About 100 people helped with the cleanup Saturday, said Adrian Midwood, executive director of Plastic Oceans Canada.
After volunteers grabbed pickers and bags, they combed the shoreline for every piece of man-made trash they could find, to be counted and mapped out so that data can be submitted to researchers and government.
Among the thousands of pieces of trash, they collected were 550 cigarette butts, 350 food wrappers, 77 six-pack holders and 70 bottle caps, Midwood said. He noted that the number of straws (70 collected) and plastic utensils (15) were down significantly from previous years.

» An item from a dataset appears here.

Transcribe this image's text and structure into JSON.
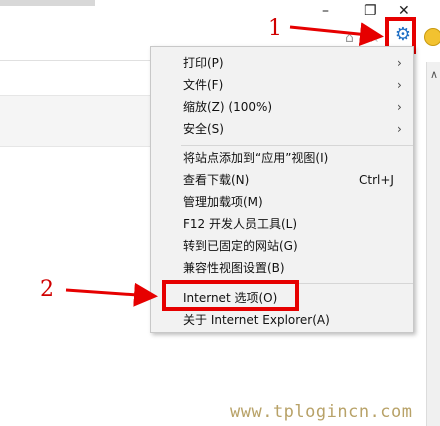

All of the trash will be locally processed and recycled.
Read the full cleanup drive story here: http://bit.ly/2XV7Uk7